Cusco and the other archaeological sites of the Urubamba Valley (Ollantautaybo, Runcuracay, Sayacmarca, Phuyupamarca, Huiñay Huayna, Intipucu etc) bear unique testimony to the Inca civilisation.
A few days later we took a taxi through the Urubamba (Scared) Valley, stopping at the town of Pisac, about 35km north east of Cusco. We visited the Inca citadel, which towered above this sleepy village along cliff-hanging footpaths. It was built built between the 10th and 11th centuries. We admired this Inca architecture due to the technique used to build its enormous walls, palaces and turrets with stone blocks, all done without any type of cement or adhesive.
Water is still channelled through the fully functional irrigation systems. Furthermore, the terraces that encircle the mountain were very impressive. When following a hanging footpath we went through a tunnel cut into the hill, about 15m in length. The site afforded marvellous views of the valley, and we could hear a children's party in full swing hundreds of metres below.
In the town of Ollantaytambo we saw a temple made of massive monoliths, and a fortress. What was interesting about this site was that at some point, for reasons unknown, work mysteriously stopped and the buildings were never completed.
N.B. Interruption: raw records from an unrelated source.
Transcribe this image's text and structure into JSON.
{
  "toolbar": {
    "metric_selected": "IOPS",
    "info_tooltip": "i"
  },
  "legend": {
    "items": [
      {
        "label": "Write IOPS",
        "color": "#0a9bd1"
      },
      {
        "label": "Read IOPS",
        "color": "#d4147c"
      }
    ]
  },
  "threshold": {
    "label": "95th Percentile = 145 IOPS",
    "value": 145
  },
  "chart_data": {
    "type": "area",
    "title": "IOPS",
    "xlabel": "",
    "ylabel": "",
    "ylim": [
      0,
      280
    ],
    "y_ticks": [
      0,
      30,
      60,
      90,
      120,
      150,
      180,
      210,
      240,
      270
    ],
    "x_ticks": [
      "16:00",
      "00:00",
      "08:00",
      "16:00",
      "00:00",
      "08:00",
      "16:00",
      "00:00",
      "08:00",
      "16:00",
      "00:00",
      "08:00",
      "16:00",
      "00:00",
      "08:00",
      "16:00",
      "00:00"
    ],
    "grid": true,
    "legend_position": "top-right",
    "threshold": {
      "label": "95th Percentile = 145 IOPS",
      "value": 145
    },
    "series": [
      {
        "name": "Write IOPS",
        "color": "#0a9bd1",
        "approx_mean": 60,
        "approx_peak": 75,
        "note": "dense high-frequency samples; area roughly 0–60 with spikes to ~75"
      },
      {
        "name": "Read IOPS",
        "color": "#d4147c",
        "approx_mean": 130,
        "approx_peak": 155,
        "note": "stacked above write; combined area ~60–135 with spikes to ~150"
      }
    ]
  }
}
You can see blocks just left lying on the ground, and trace the ramp and road where along which they travelled from the quarry on the other site of the valley.
The surrounding valleys have been cultivated continuously for well over 1,000 years. The farmers still grow potatoes and maize, but now use chemicals, and like many underdeveloped country's the control and effect of these substances are poorly understood by the masses. The natural vegetation is scrubby subtropical region ferns and palms. We spotted many eucalyptus trees, obviously an invasive species, but how they got here we don't know.
Cusco's central Plaza
Typical colonial style cloisters surround the plaza. Built in the early 1500s on the original foundations of the Inca city
Guinea Pig anyone?
Fraser and Sarah out exploring Pisac's ruins
The steep terraces of Pisac's fields that supported the Inca fortress
Sarah tied to the old hinges in the stone doorway
Beautiful stonework - no mortar required
Family outing in Olantaytambo
The ruins at Olantaytambo overlook the small fortified town
The prominent bulges on these stones are believed to have been used to help fix the ropes to the stones for moving them from the quarry, on the other side of the valley, to the site. The blocks would then have been ground off once the blocks were in position. As the site was never finished these bumps remain providing clues into the construction methods used.
The straight road on the edge of the fields leads to the quarry where the majority of the large stones came from
The original aqueducts and channels still function perfectly even 600 years later